Burton 'set to step down as Labour leader after government formed'
Joan Burton is set to announce plans to step down as Labour leader while staying on as a TD once a new government is formed, it is believed.
The acting Tanaiste was said to have been taken aback at the scale of anger towards her at the party's election post-mortem meeting in Dublin earlier this week.
A change of leadership in the Labour Party is expected in the coming months, with sources insisting that Ms Burton's position was no longer tenable.
Last night, a senior source said he believes Ms Burton will announce her decision to quit as Labour leader after a government is formed.
Under Labour's constitution, the party must hold a leadership contest within six months of an election if the party opts to go into opposition.
As this outcome appears inevitable, delegates will vote in a leadership contest by August at the latest.
The party was left reeling following the election, falling from 33 Dail seats to just seven.
Yesterday, Labour parliamentary party chairman Willie Penrose said he believes the Dublin West TD would act in the best interests of the party.
"She will listen carefully and reflect on the views of the party," he said.
"At the end of the day we suffered the impact of policies on the kitchen table.

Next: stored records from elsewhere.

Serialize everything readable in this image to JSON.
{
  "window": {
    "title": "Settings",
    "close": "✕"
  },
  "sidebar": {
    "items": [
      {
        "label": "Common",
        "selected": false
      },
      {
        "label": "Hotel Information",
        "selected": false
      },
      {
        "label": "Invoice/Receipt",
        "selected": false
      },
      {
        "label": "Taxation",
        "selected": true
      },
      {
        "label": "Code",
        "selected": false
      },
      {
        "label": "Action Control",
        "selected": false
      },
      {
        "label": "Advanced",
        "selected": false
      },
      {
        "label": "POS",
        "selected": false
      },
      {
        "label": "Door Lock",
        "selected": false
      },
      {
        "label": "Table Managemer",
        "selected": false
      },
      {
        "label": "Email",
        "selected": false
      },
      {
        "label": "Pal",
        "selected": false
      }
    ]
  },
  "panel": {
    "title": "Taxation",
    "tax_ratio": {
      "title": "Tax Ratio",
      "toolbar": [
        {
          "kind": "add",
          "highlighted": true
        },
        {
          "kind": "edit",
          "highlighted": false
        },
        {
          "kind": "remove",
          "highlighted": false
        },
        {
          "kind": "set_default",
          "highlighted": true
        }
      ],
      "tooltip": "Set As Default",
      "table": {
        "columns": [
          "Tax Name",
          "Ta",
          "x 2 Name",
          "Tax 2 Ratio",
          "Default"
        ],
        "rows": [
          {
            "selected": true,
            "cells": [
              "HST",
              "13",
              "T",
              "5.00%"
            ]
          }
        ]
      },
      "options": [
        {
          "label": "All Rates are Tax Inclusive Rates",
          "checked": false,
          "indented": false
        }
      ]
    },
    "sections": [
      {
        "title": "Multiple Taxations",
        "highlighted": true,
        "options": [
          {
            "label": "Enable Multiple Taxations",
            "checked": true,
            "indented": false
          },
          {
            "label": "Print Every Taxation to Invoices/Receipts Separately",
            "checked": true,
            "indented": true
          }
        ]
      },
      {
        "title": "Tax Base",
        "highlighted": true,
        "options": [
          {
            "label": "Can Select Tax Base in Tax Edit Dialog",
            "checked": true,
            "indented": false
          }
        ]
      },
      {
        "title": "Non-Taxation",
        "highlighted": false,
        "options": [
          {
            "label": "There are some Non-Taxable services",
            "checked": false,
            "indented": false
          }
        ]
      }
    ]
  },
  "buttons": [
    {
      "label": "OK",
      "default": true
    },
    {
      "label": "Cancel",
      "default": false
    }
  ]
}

People are concerned about having enough money to pay bills," he said of the party's disastrous election result.
Meanwhile, the leaders of Fianna Fail and Fine Gael had their first phone conversation on the formation of a government since the election.
Fianna Fail's Micheal Martin called acting Taoiseach Enda Kenny to speak about the political stalemate as both parties continue to seek support from Independents.
A row later erupted over which leader had seized the initiative.
Mr Kenny later tried to call Mr Martin back to set a meeting for this afternoon, but Mr Martin didn't answer the call - prompting Mr Kenny to put the offer in a text message.
Before he replied to the text, Mr Martin announced to reporters his intentions to win Wednesday's Dail vote on who should be Taoiseach, and claimed he was the person who instigated the communication with Mr Kenny.
This prompted Fine Gael sources to accuse Mr Martin of "playing games". Fianna Fail sources hit back, labelling the criticism as "nonsense".
Mr Martin later replied to Mr Kenny's text to say the pair should meet after next Wednesday's vote.